Work request: Reproduce the following data exactly, minus any images.

Records for this exercise Block Start

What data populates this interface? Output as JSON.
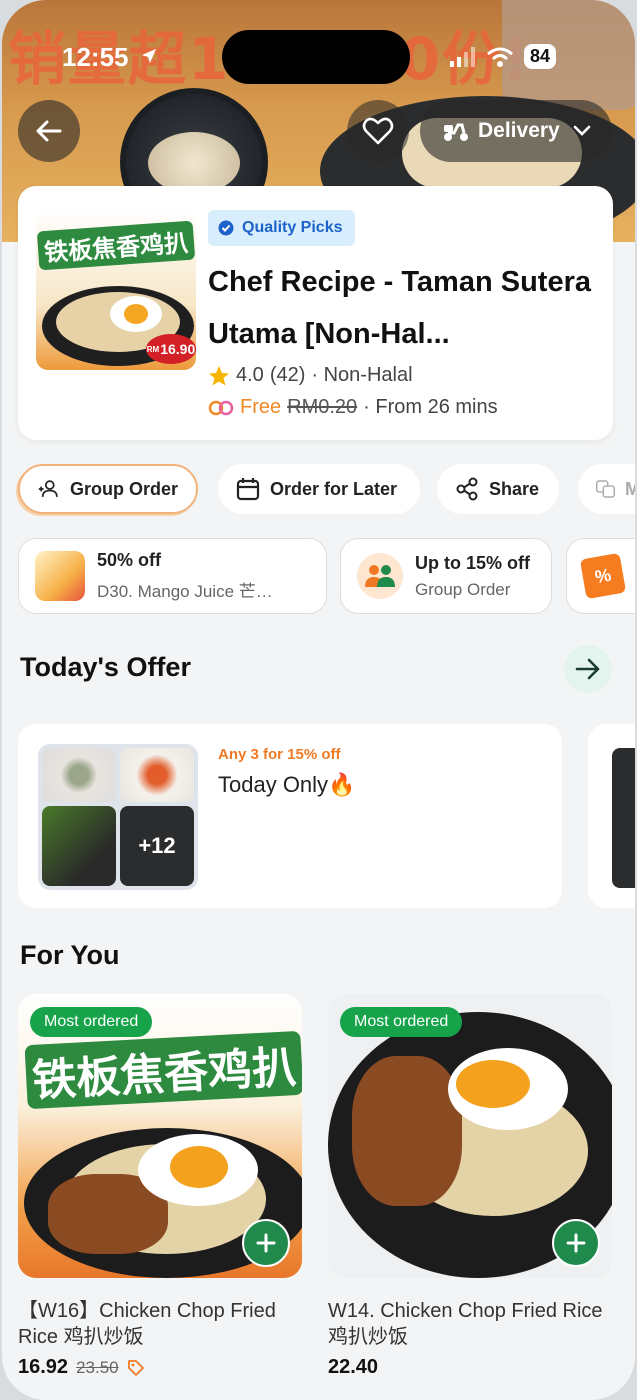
{
  "status_bar": {
    "time": "12:55",
    "battery": "84"
  },
  "hero": {
    "banner_text": "销量超100000份!"
  },
  "top_bar": {
    "delivery_label": "Delivery"
  },
  "merchant": {
    "image_title": "铁板焦香鸡扒",
    "image_price_prefix": "RM",
    "image_price": "16.90",
    "badge": "Quality Picks",
    "name": "Chef Recipe - Taman Sutera Utama [Non-Hal...",
    "rating": "4.0",
    "review_count": "(42)",
    "category": "· Non-Halal",
    "delivery_free": "Free",
    "delivery_old_fee": "RM0.20",
    "delivery_time": "· From 26 mins"
  },
  "actions": {
    "group_order": "Group Order",
    "order_later": "Order for Later",
    "share": "Share",
    "translate": "M"
  },
  "promos": [
    {
      "title": "50% off",
      "subtitle": "D30. Mango Juice 芒…"
    },
    {
      "title": "Up to 15% off",
      "subtitle": "Group Order"
    },
    {
      "tag": "%"
    }
  ],
  "todays_offer": {
    "heading": "Today's Offer",
    "label": "Any 3 for 15% off",
    "title": "Today Only🔥",
    "more_count": "+12"
  },
  "for_you": {
    "heading": "For You",
    "items": [
      {
        "badge": "Most ordered",
        "image_title": "铁板焦香鸡扒",
        "name": "【W16】Chicken Chop Fried Rice 鸡扒炒饭",
        "price": "16.92",
        "old_price": "23.50"
      },
      {
        "badge": "Most ordered",
        "name": "W14. Chicken Chop Fried Rice 鸡扒炒饭",
        "price": "22.40"
      }
    ]
  },
  "colors": {
    "brand_green": "#1f8a4c",
    "badge_green": "#16a34a",
    "orange": "#f07a24",
    "quality_blue": "#1d63c9"
  },
  "icons": [
    "location-arrow-icon",
    "signal-icon",
    "wifi-icon",
    "back-arrow-icon",
    "heart-icon",
    "scooter-icon",
    "chevron-down-icon",
    "verified-icon",
    "star-icon",
    "free-delivery-icon",
    "add-group-icon",
    "calendar-icon",
    "share-icon",
    "translate-icon",
    "arrow-right-icon",
    "tag-icon",
    "plus-icon"
  ]
}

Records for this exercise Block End

The answer:
What data populates this interface? Output as JSON.
{
  "status_bar": {
    "time": "12:55",
    "battery": "84"
  },
  "hero": {
    "banner_text": "销量超100000份!"
  },
  "top_bar": {
    "delivery_label": "Delivery"
  },
  "merchant": {
    "image_title": "铁板焦香鸡扒",
    "image_price_prefix": "RM",
    "image_price": "16.90",
    "badge": "Quality Picks",
    "name": "Chef Recipe - Taman Sutera Utama [Non-Hal...",
    "rating": "4.0",
    "review_count": "(42)",
    "category": "· Non-Halal",
    "delivery_free": "Free",
    "delivery_old_fee": "RM0.20",
    "delivery_time": "· From 26 mins"
  },
  "actions": {
    "group_order": "Group Order",
    "order_later": "Order for Later",
    "share": "Share",
    "translate": "M"
  },
  "promos": [
    {
      "title": "50% off",
      "subtitle": "D30. Mango Juice 芒…"
    },
    {
      "title": "Up to 15% off",
      "subtitle": "Group Order"
    },
    {
      "tag": "%"
    }
  ],
  "todays_offer": {
    "heading": "Today's Offer",
    "label": "Any 3 for 15% off",
    "title": "Today Only🔥",
    "more_count": "+12"
  },
  "for_you": {
    "heading": "For You",
    "items": [
      {
        "badge": "Most ordered",
        "image_title": "铁板焦香鸡扒",
        "name": "【W16】Chicken Chop Fried Rice 鸡扒炒饭",
        "price": "16.92",
        "old_price": "23.50"
      },
      {
        "badge": "Most ordered",
        "name": "W14. Chicken Chop Fried Rice 鸡扒炒饭",
        "price": "22.40"
      }
    ]
  },
  "colors": {
    "brand_green": "#1f8a4c",
    "badge_green": "#16a34a",
    "orange": "#f07a24",
    "quality_blue": "#1d63c9"
  },
  "icons": [
    "location-arrow-icon",
    "signal-icon",
    "wifi-icon",
    "back-arrow-icon",
    "heart-icon",
    "scooter-icon",
    "chevron-down-icon",
    "verified-icon",
    "star-icon",
    "free-delivery-icon",
    "add-group-icon",
    "calendar-icon",
    "share-icon",
    "translate-icon",
    "arrow-right-icon",
    "tag-icon",
    "plus-icon"
  ]
}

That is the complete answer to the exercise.